Review case records
The organization helps every child to:
express the nature of family connection desired;
prevent, manage, and reduce family conflicts and develop problem-solving skills;
identify family strengths that help members meet challenges;
cope with family separation and grieve the loss of family; and
prepare for return to the family, if appropriate.
The organization supports family involvement and engagement, regardless of their immigration status, by:
providing assistance or support including travel arrangements, as needed;
encouraging the family’s active participation in decision-making;
providing an environment conducive to family visits and activities;
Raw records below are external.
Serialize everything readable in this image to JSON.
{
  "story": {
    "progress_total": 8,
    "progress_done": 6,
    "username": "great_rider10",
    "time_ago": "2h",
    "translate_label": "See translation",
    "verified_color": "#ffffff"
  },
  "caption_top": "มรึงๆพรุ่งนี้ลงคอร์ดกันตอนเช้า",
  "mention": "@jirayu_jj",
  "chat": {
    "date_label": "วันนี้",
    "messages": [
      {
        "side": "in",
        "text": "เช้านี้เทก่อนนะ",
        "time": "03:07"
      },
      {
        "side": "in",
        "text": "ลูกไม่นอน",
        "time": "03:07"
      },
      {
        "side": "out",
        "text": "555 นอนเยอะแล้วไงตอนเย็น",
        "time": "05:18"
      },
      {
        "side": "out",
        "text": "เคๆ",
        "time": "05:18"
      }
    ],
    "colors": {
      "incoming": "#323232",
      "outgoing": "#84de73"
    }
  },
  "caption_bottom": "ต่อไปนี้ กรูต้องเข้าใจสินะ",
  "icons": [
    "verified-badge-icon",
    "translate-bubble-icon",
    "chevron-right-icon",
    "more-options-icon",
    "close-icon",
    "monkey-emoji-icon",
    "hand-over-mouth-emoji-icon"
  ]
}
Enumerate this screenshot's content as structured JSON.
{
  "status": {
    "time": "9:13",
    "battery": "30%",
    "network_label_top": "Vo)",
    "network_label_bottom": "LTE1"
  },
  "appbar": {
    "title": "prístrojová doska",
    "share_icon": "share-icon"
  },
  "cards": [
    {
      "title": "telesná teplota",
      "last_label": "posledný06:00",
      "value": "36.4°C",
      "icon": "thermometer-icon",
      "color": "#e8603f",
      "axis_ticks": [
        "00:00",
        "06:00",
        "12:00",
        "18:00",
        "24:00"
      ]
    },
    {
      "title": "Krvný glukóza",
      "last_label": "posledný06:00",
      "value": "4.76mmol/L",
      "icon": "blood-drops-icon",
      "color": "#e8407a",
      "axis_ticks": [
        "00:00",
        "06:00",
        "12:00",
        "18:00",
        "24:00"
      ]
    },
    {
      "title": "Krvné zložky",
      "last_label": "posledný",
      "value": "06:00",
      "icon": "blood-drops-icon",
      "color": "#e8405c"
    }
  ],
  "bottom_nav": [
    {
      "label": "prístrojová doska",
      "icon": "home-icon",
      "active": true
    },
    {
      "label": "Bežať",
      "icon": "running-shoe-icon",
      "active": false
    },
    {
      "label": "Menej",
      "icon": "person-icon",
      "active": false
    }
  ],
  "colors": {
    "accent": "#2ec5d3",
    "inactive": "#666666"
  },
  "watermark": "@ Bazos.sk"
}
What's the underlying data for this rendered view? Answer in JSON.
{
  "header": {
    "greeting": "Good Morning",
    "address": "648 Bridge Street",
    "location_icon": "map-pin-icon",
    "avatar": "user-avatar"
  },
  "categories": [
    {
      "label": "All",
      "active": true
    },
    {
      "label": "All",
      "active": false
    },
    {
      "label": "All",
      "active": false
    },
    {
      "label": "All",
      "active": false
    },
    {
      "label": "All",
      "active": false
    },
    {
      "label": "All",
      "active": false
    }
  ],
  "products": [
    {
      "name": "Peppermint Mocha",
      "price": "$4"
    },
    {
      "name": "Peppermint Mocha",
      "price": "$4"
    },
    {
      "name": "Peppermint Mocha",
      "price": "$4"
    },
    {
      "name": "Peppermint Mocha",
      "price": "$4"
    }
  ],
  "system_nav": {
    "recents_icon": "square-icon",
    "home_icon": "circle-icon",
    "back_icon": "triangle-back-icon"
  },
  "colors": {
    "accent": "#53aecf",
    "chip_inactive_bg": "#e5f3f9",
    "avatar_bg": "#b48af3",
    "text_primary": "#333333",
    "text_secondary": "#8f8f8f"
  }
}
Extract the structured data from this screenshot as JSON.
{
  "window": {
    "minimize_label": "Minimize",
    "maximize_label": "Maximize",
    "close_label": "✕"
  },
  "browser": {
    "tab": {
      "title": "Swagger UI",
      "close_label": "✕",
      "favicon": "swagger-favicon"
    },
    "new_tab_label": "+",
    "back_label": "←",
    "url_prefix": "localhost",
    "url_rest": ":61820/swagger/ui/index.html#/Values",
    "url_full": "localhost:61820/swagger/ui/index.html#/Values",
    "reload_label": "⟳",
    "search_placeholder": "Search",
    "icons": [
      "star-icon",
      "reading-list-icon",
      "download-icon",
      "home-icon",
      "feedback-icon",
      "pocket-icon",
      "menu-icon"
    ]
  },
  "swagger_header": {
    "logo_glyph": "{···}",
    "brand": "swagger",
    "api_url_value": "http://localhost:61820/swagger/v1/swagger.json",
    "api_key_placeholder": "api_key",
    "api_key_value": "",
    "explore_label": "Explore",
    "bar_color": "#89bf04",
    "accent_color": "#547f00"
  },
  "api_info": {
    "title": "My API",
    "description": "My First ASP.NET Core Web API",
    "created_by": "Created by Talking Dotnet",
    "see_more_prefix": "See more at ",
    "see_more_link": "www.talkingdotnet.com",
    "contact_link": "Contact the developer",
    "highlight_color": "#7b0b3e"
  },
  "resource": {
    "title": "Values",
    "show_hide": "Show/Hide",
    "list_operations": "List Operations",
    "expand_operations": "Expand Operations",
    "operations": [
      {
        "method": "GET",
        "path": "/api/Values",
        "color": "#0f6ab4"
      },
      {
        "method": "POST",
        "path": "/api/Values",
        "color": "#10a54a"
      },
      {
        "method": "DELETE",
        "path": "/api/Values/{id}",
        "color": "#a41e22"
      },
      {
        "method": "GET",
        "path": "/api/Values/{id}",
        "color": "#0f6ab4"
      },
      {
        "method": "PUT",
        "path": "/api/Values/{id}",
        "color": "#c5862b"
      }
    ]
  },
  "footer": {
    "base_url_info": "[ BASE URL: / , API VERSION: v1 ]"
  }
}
coordinating or facilitating family services, as appropriate; and
re-establishing parental and family care, when in the best interest of the child.
In cases where the child is a victim of human trafficking, it is important to be aware that the child’s parent or caregiver may be the trafficker or complicit in the trafficking. In such cases, determining appropriate family supports and level of involvement should include the input of the child, as well as child welfare and law enforcement systems.
To identify, notify, and engage potential sponsors, the organization:
interviews the child and his or her parents, legal guardians, and/or family members; and
works with the child’s country of origin in collaboration with the Office of Refugee Resettlement.
The organization implements safe, appropriate screening measures when communicating with potential sponsors that include:
use of interpreters, when appropriate;
verification of the sponsor’s identity and his or her family relationships;
coordination with the child’s parents, legal guardians, or closest relatives, as appropriate;
screening for exploitation, abuse, trafficking, or other safety concerns; and
assessing the child’s own sense of safety.
When a sponsor has been identified, a sponsor assessment is conducted to evaluate his or her:
strengths, resources, and risk factors within the context of the child’s needs; and
relationship with the child.
The child is actively engaged in the sponsorship process and encouraged to discuss his or her interest in and understanding of sponsorship, as appropriate to his or her age, cultural needs, and developmental level.
The sponsorship decision is based on what is in the best interest of the child and all family reunification efforts and any decisions related to sponsorship are documented in the child’s case record.
Although the Office of Refugee Resettlement (ORR) has the authority to make the final determination pertaining to a child’s release to a sponsor, the organization is responsible for providing ORR with transfer and release recommendations based on all available information collected during the vetting process. The organization also advocates for the child and his or her unique needs in relation to the potential sponsorship placement.
The organization documents why the goal is in the best interest of the child and why other sponsors and/or placement options were not appropriate in the case record. If siblings are not placed together, the organization must document the reason in the case record.